Here was someone who was giving me his honest, unfiltered opinion. He was speaking candidly to me without attempting to entice me towards any particular opinion.
“I am moving back to Boston when the school year ends and opening up a Breakfast and BBQ little joint,” he continued. “I’m going to serve breakfast until around 2 and then one speciality BBQ dish in the afternoon. It’s going to be amazing.”
Yes. I thought to myself. Yes! Thank you! Thank you so much! THANK YOU!
He didn’t realize it, and I couldn’t articulate, but Don was handing me a key. The notion that, since I am someone who desires to meet other people and understand things and fit in places and adapt, I must inevitably like everything I come in contact with or I fail as a world traveller. He reminded me that I don’t exist in categories, either. That I don’t have to force myself to love everything.
Of course at the moment I am hesitant to want to stay here forever. First of all, I can’t see myself staying anywhere forever anyways, and there is a little bit of expectation for me (placed there by yours truly) that I should want to stay in Indonesia and beg for a job teaching here. But this is an unfamiliar place to me. I don’t feel comfortable all the time. Not in regards to safety, but simply as it regards to life. I am out of my comfort zone.
Which is the point, of course.
And when you extend yourself out of this little bubble, you are not always innately desirous to stay outside of said bubble. Human instincts.
There is a big part of me that wants to dash away from Indonesia in search of something more familiar to me. Perhaps to go back to Europe, where I know the transportation and the currency and where to access wifi and how to treat the people around me. Or perhaps to go to New Zealand, where at least I can understand what is being said around me and people won’t stare at me as much.
This single conversation with Don reminded me that I don’t have to stay here. And as soon as I reminded myself of that, I relaxed and began to focus on learning about what is around me instead of trying to force myself into immediately loving it all.
That just because this is your dinner for a few of the first nights doesn’t mean you’ve failed as a “World Traveller”
I don’t have to make any decisions now. I remind myself of this. And remind myself of this. My task is not to adapt to this culture so that I can live here forever. My task is to simply observe and ask questions and smile authentically.
Ultimately, I am chasing freedom. That’s what I’m doing out here. That’s why I’ve peaced out of the United States for the foreseeable future, maybe to not return. Maybe to return. I don’t know. I don’t need to know.
By casting categories on my own self, and telling myself the only proper and respectful thing is to love everything about this like all the missionaries and teachers before you, I am locking me in a cage. And then misunderstanding this rebellion within me for just a weakness of cultural adaptation.
I don’t seek to understand, because understanding I think is itself a fallacy.

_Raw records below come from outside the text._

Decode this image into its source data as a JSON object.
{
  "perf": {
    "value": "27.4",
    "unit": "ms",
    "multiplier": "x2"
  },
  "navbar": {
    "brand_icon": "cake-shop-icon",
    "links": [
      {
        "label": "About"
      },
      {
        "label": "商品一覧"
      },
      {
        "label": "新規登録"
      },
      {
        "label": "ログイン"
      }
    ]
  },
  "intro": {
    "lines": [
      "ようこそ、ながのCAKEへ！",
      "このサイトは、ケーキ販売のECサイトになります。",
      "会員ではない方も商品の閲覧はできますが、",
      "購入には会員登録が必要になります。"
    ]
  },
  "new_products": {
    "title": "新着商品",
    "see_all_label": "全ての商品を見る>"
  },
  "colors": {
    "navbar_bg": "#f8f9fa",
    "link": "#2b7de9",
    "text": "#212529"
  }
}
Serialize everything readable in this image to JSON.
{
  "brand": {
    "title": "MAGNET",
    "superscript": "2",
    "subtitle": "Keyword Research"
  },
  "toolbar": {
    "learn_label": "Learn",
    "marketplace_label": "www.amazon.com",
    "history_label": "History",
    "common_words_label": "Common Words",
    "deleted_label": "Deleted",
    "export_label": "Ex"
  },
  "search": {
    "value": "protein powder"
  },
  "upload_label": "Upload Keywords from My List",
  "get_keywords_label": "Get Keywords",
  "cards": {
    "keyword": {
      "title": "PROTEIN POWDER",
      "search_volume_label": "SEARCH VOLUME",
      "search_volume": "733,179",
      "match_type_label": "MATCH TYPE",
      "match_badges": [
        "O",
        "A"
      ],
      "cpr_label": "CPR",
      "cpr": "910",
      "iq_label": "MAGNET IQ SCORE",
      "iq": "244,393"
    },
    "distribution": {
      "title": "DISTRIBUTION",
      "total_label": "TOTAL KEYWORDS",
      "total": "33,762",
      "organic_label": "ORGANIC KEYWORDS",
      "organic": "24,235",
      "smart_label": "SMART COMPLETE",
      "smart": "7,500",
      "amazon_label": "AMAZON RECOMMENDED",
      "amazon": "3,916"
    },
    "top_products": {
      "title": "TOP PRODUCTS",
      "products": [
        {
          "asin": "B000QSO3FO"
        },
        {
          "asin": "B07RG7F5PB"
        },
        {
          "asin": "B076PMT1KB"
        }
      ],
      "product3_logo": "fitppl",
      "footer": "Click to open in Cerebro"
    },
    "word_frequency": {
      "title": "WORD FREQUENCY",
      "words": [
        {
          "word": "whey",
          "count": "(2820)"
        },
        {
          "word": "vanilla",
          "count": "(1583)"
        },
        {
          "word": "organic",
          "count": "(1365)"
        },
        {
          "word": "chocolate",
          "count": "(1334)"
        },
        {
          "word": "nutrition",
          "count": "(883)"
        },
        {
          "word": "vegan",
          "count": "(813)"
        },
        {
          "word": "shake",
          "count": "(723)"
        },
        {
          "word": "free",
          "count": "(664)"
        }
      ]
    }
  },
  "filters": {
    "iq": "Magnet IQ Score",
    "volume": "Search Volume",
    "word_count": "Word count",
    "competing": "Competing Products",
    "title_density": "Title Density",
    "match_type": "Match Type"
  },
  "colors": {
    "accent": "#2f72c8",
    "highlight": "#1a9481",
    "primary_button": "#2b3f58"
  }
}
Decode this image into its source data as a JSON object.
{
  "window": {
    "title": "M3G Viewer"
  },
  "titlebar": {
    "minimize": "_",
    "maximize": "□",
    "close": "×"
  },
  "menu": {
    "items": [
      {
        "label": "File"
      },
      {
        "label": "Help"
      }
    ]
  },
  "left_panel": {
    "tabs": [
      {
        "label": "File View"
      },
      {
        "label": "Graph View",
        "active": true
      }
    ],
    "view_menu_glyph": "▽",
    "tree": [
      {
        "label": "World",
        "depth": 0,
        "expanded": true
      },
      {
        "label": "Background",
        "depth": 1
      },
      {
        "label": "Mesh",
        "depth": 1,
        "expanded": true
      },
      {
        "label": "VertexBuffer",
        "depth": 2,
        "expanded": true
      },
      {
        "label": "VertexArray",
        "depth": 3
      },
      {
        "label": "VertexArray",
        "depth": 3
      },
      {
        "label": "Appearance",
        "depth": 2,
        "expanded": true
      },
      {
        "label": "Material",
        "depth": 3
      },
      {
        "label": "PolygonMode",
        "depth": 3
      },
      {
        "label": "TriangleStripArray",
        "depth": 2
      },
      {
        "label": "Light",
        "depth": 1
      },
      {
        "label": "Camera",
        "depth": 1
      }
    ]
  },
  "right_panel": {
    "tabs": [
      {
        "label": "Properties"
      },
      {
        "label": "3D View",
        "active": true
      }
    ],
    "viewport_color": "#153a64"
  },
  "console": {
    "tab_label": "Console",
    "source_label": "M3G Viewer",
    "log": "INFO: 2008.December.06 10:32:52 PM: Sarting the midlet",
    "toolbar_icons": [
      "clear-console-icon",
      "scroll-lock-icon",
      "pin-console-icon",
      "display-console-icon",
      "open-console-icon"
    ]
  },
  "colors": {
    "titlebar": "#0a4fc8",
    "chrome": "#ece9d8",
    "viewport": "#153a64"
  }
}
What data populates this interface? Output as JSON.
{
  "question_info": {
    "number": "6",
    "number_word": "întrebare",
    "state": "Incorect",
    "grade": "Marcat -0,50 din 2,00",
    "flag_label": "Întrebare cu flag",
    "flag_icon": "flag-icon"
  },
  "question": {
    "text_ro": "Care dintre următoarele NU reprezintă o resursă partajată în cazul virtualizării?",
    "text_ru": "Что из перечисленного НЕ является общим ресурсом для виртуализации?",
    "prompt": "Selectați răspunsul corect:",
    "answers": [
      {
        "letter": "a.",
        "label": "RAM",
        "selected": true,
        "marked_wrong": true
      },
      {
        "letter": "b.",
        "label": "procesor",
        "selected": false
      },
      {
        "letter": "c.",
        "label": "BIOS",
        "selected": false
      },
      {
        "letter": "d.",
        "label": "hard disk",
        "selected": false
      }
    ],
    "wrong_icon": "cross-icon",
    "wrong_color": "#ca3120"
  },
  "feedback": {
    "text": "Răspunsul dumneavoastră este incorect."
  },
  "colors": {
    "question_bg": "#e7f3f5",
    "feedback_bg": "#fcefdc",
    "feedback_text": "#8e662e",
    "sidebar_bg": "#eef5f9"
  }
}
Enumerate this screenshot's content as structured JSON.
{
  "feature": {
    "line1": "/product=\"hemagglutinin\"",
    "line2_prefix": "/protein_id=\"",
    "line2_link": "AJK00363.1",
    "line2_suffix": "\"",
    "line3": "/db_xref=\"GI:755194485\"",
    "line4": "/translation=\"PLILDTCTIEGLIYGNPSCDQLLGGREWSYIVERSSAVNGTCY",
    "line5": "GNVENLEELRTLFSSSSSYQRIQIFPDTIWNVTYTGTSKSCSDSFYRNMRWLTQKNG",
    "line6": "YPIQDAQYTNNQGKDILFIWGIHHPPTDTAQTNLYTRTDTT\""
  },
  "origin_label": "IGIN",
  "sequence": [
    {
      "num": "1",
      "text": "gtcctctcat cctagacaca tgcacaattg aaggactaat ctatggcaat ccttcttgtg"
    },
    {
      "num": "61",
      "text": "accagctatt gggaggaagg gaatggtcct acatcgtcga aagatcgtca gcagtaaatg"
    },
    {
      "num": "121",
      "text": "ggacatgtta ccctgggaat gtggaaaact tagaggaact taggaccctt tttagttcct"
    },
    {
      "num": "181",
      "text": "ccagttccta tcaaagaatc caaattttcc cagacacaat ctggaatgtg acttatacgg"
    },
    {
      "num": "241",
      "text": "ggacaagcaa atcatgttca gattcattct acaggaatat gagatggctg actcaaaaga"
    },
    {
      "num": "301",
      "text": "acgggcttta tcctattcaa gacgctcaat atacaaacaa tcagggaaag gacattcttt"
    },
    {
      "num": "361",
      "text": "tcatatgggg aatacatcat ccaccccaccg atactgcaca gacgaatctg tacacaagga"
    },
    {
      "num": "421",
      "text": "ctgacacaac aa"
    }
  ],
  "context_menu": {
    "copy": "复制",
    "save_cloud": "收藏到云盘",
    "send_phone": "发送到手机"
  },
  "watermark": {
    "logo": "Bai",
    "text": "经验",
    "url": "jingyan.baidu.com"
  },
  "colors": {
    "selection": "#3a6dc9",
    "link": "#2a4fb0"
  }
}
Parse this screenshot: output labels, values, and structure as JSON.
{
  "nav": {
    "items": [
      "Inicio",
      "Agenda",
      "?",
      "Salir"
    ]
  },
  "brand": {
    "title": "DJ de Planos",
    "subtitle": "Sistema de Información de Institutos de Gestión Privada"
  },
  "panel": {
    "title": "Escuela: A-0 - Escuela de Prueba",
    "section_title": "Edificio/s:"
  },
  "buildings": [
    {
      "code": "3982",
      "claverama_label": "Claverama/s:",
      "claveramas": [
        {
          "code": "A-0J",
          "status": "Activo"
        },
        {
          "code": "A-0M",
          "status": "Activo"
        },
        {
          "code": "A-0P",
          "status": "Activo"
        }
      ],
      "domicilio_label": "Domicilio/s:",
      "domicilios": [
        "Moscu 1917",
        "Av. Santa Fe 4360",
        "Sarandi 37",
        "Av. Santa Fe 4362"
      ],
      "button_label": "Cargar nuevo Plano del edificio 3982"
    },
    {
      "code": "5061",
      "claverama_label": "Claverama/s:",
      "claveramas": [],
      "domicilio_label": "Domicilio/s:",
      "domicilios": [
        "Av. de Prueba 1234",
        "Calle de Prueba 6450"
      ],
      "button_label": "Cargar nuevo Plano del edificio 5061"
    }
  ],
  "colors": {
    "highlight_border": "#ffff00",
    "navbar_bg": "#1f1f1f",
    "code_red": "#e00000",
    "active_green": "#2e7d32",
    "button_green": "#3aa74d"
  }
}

You think that, yes, finally, I understand this place! I understand the culture and the customs! Then you meet someone who does not fit in with your understanding and your entire foundation is undermined by an individual. But the individual makes up the whole, yes? So how can you understand the whole without factoring in this individual?
Everything breaks and you feel disheveled because your foundation for understanding has been threatened.
So I’m not here to understand. I’m not here to force myself to love anything.
I am here to listen to the call to prayer. And to smell the rice cooking in the alley behind my little cave of wonders. To hear the frogs falling head over heels in love with each other. To meet Arlin. To meet Ms. Tyrine. To have a conversation with Don.
To find freedom. To study myself. To learn that I will never reach learned and yet there is no point in not moving that direction anyways.
Peace and Blessings,